Well, it is part of your face. Your mouth, actually. There's a bunch of activity going on in your mouth that could be related to your heart health.
So if you understand that heart health is the leading health issue globally and you want to stay on top of yours, what else can you do?
Focus on your mouth
Beginning in the 1950s, forward-thinking doctors started to recognize the association between oral and systemic health. The relationship is not new – but only recently have we begun to understand how linked the two really are.
The discovery of oral bacteria in plaque in the arteries and brain makes it clear that oral microbes and their refuse do not stay confined to the mouth. According to the American Heart Association, an estimated 50% of cardiac events can be linked to oral bacteria.
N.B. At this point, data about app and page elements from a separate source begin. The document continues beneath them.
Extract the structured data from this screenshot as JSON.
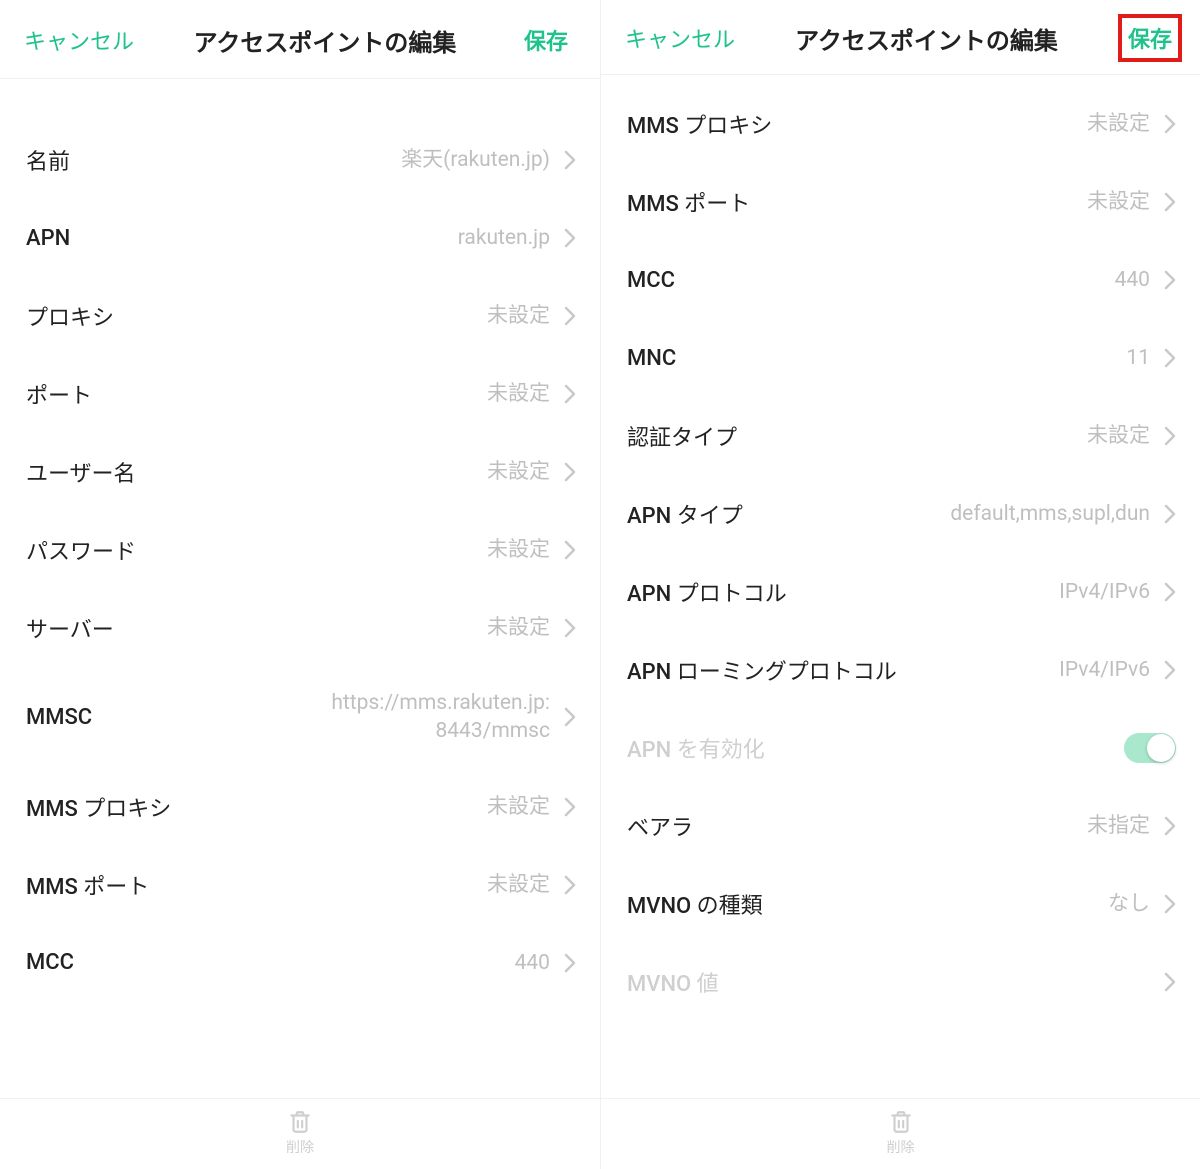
{
  "left": {
    "header": {
      "cancel": "キャンセル",
      "title": "アクセスポイントの編集",
      "save": "保存"
    },
    "rows": [
      {
        "label": "名前",
        "value": "楽天(rakuten.jp)"
      },
      {
        "label": "APN",
        "value": "rakuten.jp"
      },
      {
        "label": "プロキシ",
        "value": "未設定"
      },
      {
        "label": "ポート",
        "value": "未設定"
      },
      {
        "label": "ユーザー名",
        "value": "未設定"
      },
      {
        "label": "パスワード",
        "value": "未設定"
      },
      {
        "label": "サーバー",
        "value": "未設定"
      },
      {
        "label": "MMSC",
        "value": "https://mms.rakuten.jp:8443/mmsc"
      },
      {
        "label": "MMS プロキシ",
        "value": "未設定"
      },
      {
        "label": "MMS ポート",
        "value": "未設定"
      },
      {
        "label": "MCC",
        "value": "440"
      }
    ],
    "footer": {
      "delete": "削除"
    }
  },
  "right": {
    "header": {
      "cancel": "キャンセル",
      "title": "アクセスポイントの編集",
      "save": "保存"
    },
    "rows": [
      {
        "label": "MMS プロキシ",
        "value": "未設定"
      },
      {
        "label": "MMS ポート",
        "value": "未設定"
      },
      {
        "label": "MCC",
        "value": "440"
      },
      {
        "label": "MNC",
        "value": "11"
      },
      {
        "label": "認証タイプ",
        "value": "未設定"
      },
      {
        "label": "APN タイプ",
        "value": "default,mms,supl,dun"
      },
      {
        "label": "APN プロトコル",
        "value": "IPv4/IPv6"
      },
      {
        "label": "APN ローミングプロトコル",
        "value": "IPv4/IPv6"
      },
      {
        "label": "APN を有効化",
        "toggle": true
      },
      {
        "label": "ベアラ",
        "value": "未指定"
      },
      {
        "label": "MVNO の種類",
        "value": "なし"
      },
      {
        "label": "MVNO 値",
        "value": "",
        "disabled": true
      }
    ],
    "footer": {
      "delete": "削除"
    },
    "highlight_save": true
  }
}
Just like the gut microbiome, in the mouth (your oral microbiome), microbes matter most!
Oral Microbiome Stats
- Of the 100 billion microbial cells in the body, 20 billion live here
- 700+ species of microbes
- Multiple microbes – bacteria (good and bad guys) fungi, and viruses
- Biofilm (AKA plaque) is involved – biofilms are a particular problem in the mouth!
Biofilms explained. It’s a sticky situation
Biofilm is a sticky cloak used by bacteria and yeast as a form of protection from our immune system, or other factors that harm them. Just like humans, microbes tend to congregate for protection, cooperation, communication – to make life easier.
But that’s a problem for us.
Biofilms in the mouth are more commonly known as plaque. When unhealthy microbes establish themselves, they reseed the mouth over and over. If you don’t address the plaque biofilm, the bugs come back. This is a particular problem in the mouth, where teeth, implants, and appliances provide a non-shedding surface for biofilms to thrive.
Cutting to the Chase: What Works?
Here are fundamental ways to support your oral health according to Arianna Ebrahimian, DDS.
- Disrupt oral biofilms. This is the first step toward a healthy oral microbiome. Regular brushing and flossing, twice-a-year teeth cleaning by a dental hygienist, and the use of natural, plant-based toothpaste and mouthwash are great ways to keep plaque biofilm in check.
- Keep up those great eating habits! In addition to supporting heart health, a healthy diet is one of the biggest influences on the oral microbiome.
- Add specific foods to your diet. Hard foods and foods high in fat-soluble vitamins, A, D, E, and K encourage better alveolar bone growth and enamel mineralization.
- Pro tip! Beware of many common over-the-counter hygiene products that contain harsh chemicals that disrupt the delicate oral microbiome.